If your response is a JSON, XML or a HTML content type, we'll automatically convert the response into the appropriate object.

response = Aitch.get("http://simplesideias.com.br")

response.data.class
#=> Nokogiri::HTML::Document

response.data.css("h1").size
#=> 69

response = Aitch.get("http://simplesideias.com.br/feed")

response.data.class
#=> Nokogiri::XML::Document

response.data.css("item").size
#=> 10

response = Aitch.get("https://api.github.com/users/fnando")
response.data.class
#=> Hash

response.data["login"]
#=> fnando

Following redirects

The configuration:

Aitch.configure do |config|
  config.follow_redirect = true
  config.redirect_limit = 10
end

The request:

Aitch.get("http://example.org")

If the redirect limit is exceeded, then the Aitch::TooManyRedirectsError exception is raised.

Basic auth

Setting basic auth credentials:

response = Aitch.get do
  url "http://restrict.example.org/"
  options user: "john", password: "test"
end

Setting custom headers

Aitch.get do
  url "http://example.org"
  headers "User-Agent" => "MyBot/1.0.0"
end

The header value can be a callable object.

Aitch.configure do |config|
  config.default_headers = {
    "Authorization" => -> { "Token token=#{ENV.fetch("API_TOKEN")}" }
  }
end

Creating namespaced requests

Sometimes you don't want to use the global settings (maybe you're building a lib). In this case, you can instantiate the namespace.

Request = Aitch::Namespace.new
Request.configure do |config|
  config.user_agent = "MyLib/1.0.0"
end

Request.get("http://example.org")

Validating responses

When you know the kind of response you're expecting, you can validate it by specifying the expect option.

Aitch.get do
  url "http://example.org"
  options expect: 200
end

If this request receives anything other than 200, it will raise a Aitch::StatusCodeError exception.

Expect(200 OK) <=> Actual(404 Not Found)

You can also provide a list of accepted statuses, like expect: [200, 201].

Response Parsers

You can register new response parsers by using Aitch::ResponseParser.register(name, parser), where parser must implement the methods match?(content_type) and load(response_body). This is how you could load CSV values.

require "csv"

module CSVParser
  def self.type
    :csv
  end

  def self.match?(content_type)
    content_type.to_s =~ /csv/
  end

  def self.load(source)
    CSV.parse(source.to_s)
  end
end

Aitch::ResponseParser.prepend(:csv, CSVParser)

The default behavior is returning the response body.

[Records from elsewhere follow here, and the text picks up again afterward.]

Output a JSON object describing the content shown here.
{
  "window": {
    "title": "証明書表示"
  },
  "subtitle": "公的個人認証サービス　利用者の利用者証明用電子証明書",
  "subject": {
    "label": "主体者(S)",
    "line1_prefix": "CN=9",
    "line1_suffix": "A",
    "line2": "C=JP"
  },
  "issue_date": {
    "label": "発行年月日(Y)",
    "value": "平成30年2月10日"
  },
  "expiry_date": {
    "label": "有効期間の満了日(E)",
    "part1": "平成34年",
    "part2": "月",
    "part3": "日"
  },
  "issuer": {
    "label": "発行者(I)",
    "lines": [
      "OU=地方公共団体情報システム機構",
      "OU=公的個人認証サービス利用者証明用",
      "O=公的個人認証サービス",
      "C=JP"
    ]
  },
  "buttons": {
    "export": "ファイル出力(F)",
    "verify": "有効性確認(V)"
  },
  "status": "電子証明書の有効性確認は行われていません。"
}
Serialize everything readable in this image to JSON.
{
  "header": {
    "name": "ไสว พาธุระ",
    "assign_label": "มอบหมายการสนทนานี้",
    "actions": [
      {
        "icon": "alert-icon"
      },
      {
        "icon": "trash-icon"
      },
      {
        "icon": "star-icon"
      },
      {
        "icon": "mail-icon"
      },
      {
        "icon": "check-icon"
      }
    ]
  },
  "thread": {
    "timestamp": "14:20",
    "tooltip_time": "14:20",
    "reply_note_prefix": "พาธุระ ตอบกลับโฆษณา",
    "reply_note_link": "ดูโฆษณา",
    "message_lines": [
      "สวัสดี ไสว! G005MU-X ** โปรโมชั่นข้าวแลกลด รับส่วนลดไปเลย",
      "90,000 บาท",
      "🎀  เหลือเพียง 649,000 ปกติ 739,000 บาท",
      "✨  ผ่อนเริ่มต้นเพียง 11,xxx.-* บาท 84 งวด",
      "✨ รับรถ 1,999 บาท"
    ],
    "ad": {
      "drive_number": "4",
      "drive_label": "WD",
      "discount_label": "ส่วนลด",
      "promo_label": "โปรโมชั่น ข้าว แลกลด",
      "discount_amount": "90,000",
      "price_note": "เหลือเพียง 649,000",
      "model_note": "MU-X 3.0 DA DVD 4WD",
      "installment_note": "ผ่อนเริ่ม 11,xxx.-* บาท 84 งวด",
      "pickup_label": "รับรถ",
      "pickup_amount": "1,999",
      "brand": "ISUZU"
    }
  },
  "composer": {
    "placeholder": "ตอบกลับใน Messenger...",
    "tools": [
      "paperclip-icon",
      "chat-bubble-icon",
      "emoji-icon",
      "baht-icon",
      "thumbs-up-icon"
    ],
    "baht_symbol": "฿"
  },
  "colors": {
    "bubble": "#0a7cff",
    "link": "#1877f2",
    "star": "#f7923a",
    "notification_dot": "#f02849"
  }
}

You can replace it as the following:

module DefaultParser
  def self.type
    :default
  end

  def self.match?(content_type)
    true
  end

  def self.load(source)
    source.to_s
  end
end

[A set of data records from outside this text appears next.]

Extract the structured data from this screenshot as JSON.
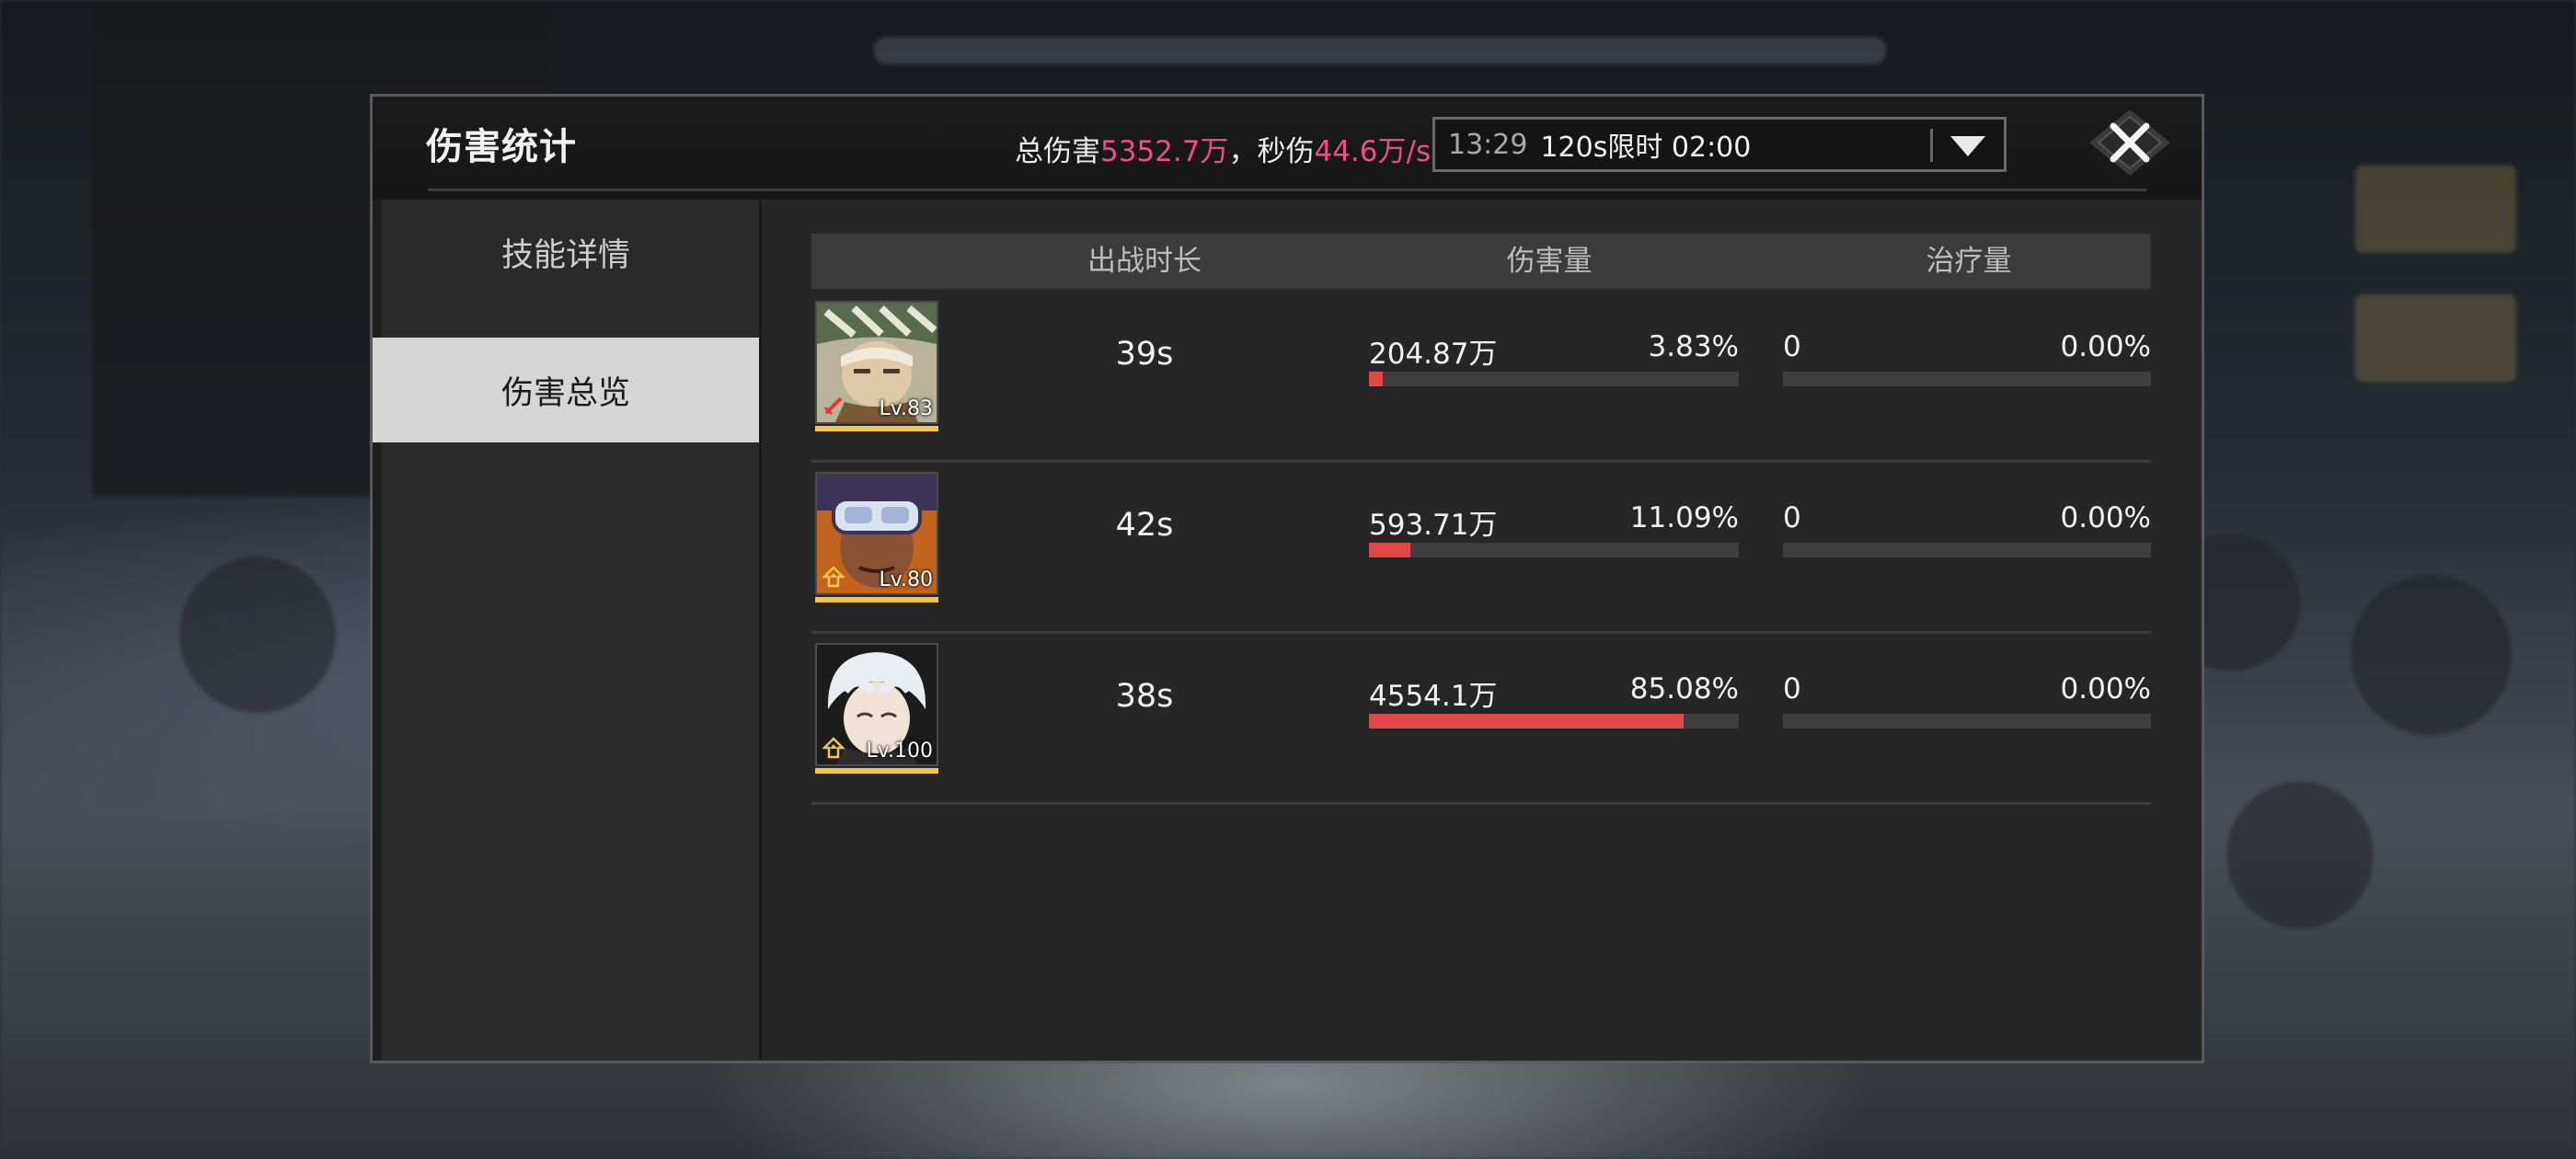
{
  "dialog": {
    "title": "伤害统计",
    "summary": {
      "total_label": "总伤害",
      "total_value": "5352.7万",
      "separator": "，",
      "dps_label": "秒伤",
      "dps_value": "44.6万/s"
    },
    "time_select": {
      "clock": "13:29",
      "label": "120s限时 02:00"
    },
    "close_icon": "close-x-icon"
  },
  "sidebar": {
    "tabs": [
      {
        "label": "技能详情",
        "active": false
      },
      {
        "label": "伤害总览",
        "active": true
      }
    ]
  },
  "table": {
    "headers": {
      "duration": "出战时长",
      "damage": "伤害量",
      "heal": "治疗量"
    },
    "rows": [
      {
        "level": "Lv.83",
        "duration": "39s",
        "damage": "204.87万",
        "damage_pct": "3.83%",
        "damage_share": 0.0383,
        "heal": "0",
        "heal_pct": "0.00%",
        "heal_share": 0,
        "badge": "red-slash-badge-icon"
      },
      {
        "level": "Lv.80",
        "duration": "42s",
        "damage": "593.71万",
        "damage_pct": "11.09%",
        "damage_share": 0.1109,
        "heal": "0",
        "heal_pct": "0.00%",
        "heal_share": 0,
        "badge": "gold-rank-badge-icon"
      },
      {
        "level": "Lv.100",
        "duration": "38s",
        "damage": "4554.1万",
        "damage_pct": "85.08%",
        "damage_share": 0.8508,
        "heal": "0",
        "heal_pct": "0.00%",
        "heal_share": 0,
        "badge": "gold-rank-badge-icon"
      }
    ]
  },
  "colors": {
    "accent_pink": "#ef4d86",
    "damage_bar": "#e04848",
    "level_bar": "#f1c64a",
    "active_tab": "#d6d6d6"
  }
}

# You should use append here, to ensure
# that is that last parser on the list.
Aitch::ResponseParser.append(:default, DefaultParser)

Aitch comes with response parsers for HTML, XML and JSON.

By default, the JSON parser will be JSON. To set it to something else, use Aitch::ResponseParser::JSONParser.engine.

require "oj"
Aitch::ResponseParser::JSONParser.engine = Oj

Contributing

  1. Fork it
  2. Create your feature branch (git checkout -b my-new-feature)
  3. Commit your changes (git commit -am 'Add some feature')
  4. Push to the branch (git push origin my-new-feature)
  5. Create new Pull Request